● PROBLEM TO SOLVE: Give all of the data below again exactly, and drop the images.

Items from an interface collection

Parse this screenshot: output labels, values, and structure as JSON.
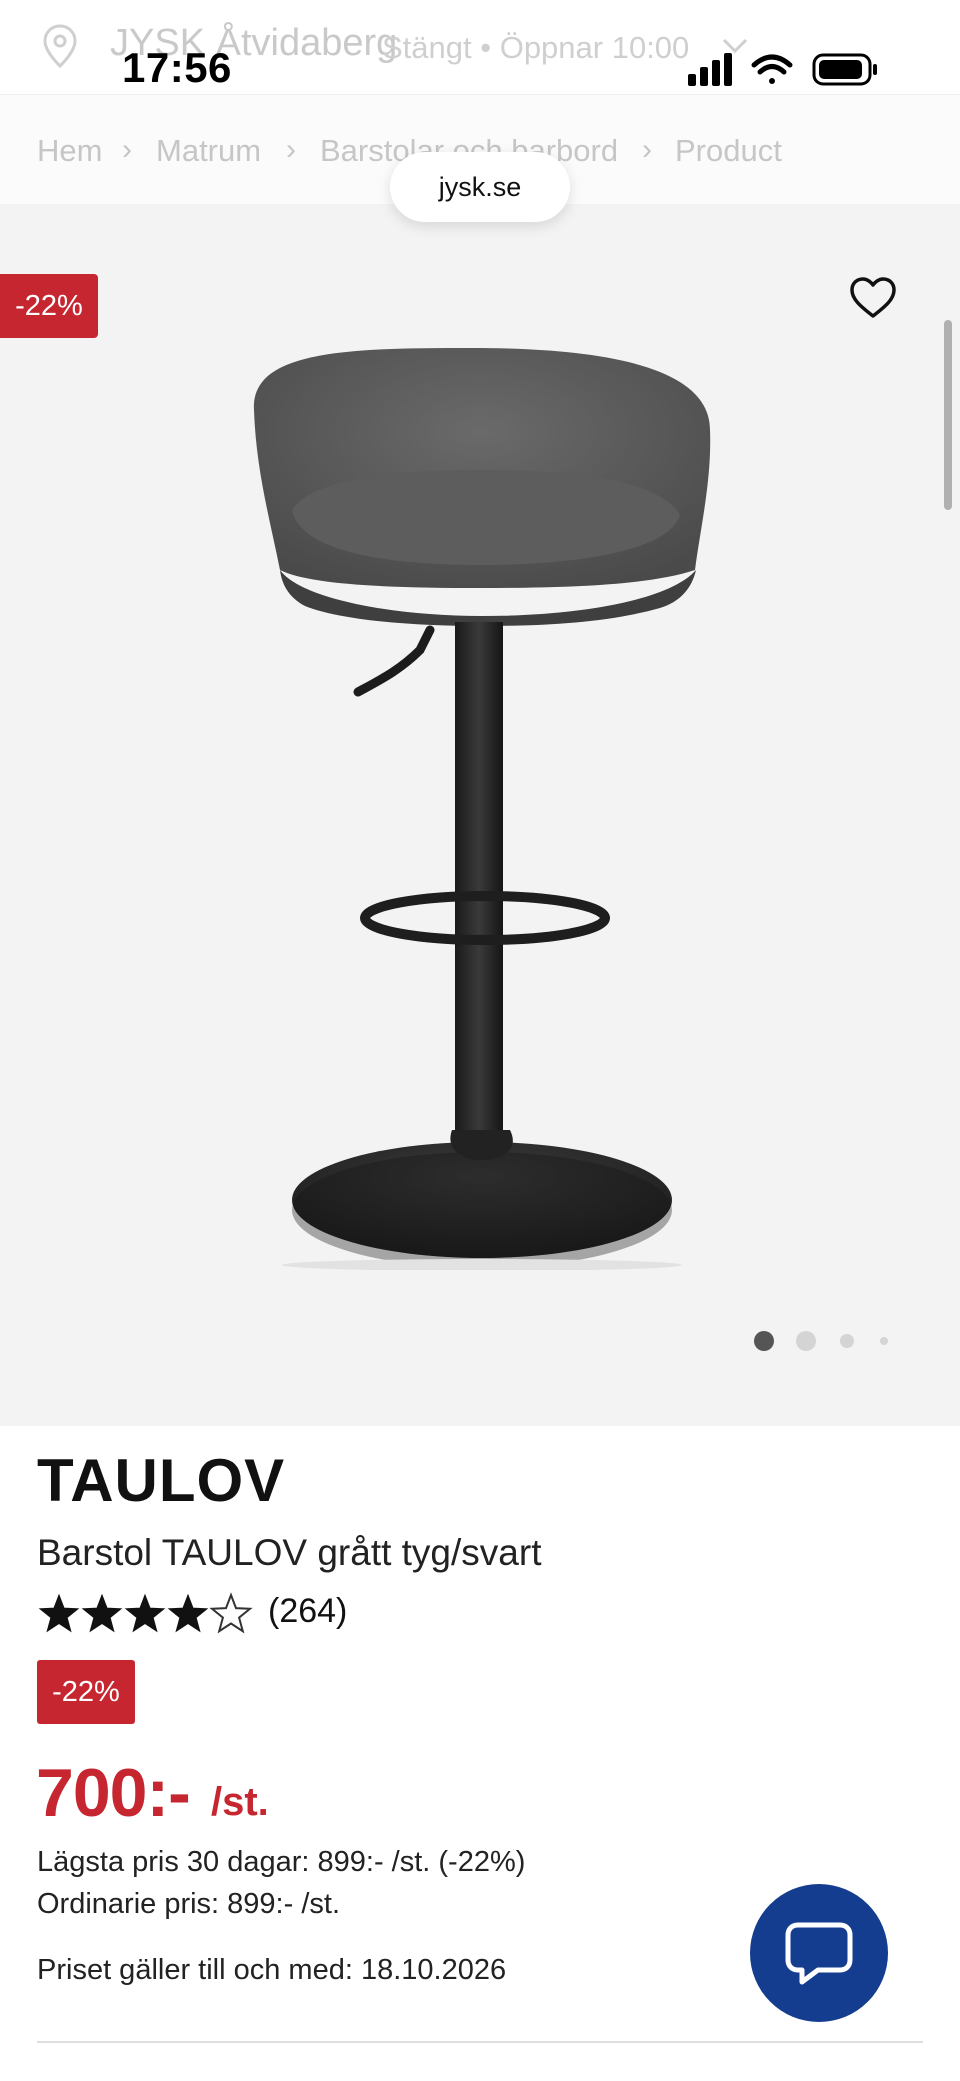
{
  "store": {
    "name": "JYSK Åtvidaberg",
    "status": "Stängt • Öppnar 10:00",
    "pin_icon": "location-pin-icon",
    "chevron_icon": "chevron-down-icon"
  },
  "status_bar": {
    "time": "17:56",
    "icons": [
      "cellular-signal-icon",
      "wifi-icon",
      "battery-icon"
    ]
  },
  "breadcrumb": {
    "items": [
      "Hem",
      "Matrum",
      "Barstolar och barbord",
      "Product"
    ],
    "separator": "›"
  },
  "browser": {
    "url": "jysk.se"
  },
  "gallery": {
    "discount_badge": "-22%",
    "favorite_icon": "heart-outline-icon",
    "image_count": 4,
    "active_index": 0
  },
  "product": {
    "brand": "TAULOV",
    "description": "Barstol TAULOV grått tyg/svart",
    "rating": 4,
    "rating_max": 5,
    "review_count": "(264)",
    "discount_badge": "-22%",
    "price": "700:-",
    "price_unit": "/st.",
    "lowest_price_30_days": "Lägsta pris 30 dagar: 899:- /st. (-22%)",
    "ordinary_price": "Ordinarie pris: 899:- /st.",
    "valid_until": "Priset gäller till och med: 18.10.2026"
  },
  "chat": {
    "icon": "chat-bubble-icon"
  },
  "colors": {
    "sale_red": "#c62630",
    "chat_blue": "#143d8f",
    "gallery_bg": "#f3f3f3"
  }
}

● ANSWER BOX:
Parse this screenshot: output labels, values, and structure as JSON.
{
  "store": {
    "name": "JYSK Åtvidaberg",
    "status": "Stängt • Öppnar 10:00",
    "pin_icon": "location-pin-icon",
    "chevron_icon": "chevron-down-icon"
  },
  "status_bar": {
    "time": "17:56",
    "icons": [
      "cellular-signal-icon",
      "wifi-icon",
      "battery-icon"
    ]
  },
  "breadcrumb": {
    "items": [
      "Hem",
      "Matrum",
      "Barstolar och barbord",
      "Product"
    ],
    "separator": "›"
  },
  "browser": {
    "url": "jysk.se"
  },
  "gallery": {
    "discount_badge": "-22%",
    "favorite_icon": "heart-outline-icon",
    "image_count": 4,
    "active_index": 0
  },
  "product": {
    "brand": "TAULOV",
    "description": "Barstol TAULOV grått tyg/svart",
    "rating": 4,
    "rating_max": 5,
    "review_count": "(264)",
    "discount_badge": "-22%",
    "price": "700:-",
    "price_unit": "/st.",
    "lowest_price_30_days": "Lägsta pris 30 dagar: 899:- /st. (-22%)",
    "ordinary_price": "Ordinarie pris: 899:- /st.",
    "valid_until": "Priset gäller till och med: 18.10.2026"
  },
  "chat": {
    "icon": "chat-bubble-icon"
  },
  "colors": {
    "sale_red": "#c62630",
    "chat_blue": "#143d8f",
    "gallery_bg": "#f3f3f3"
  }
}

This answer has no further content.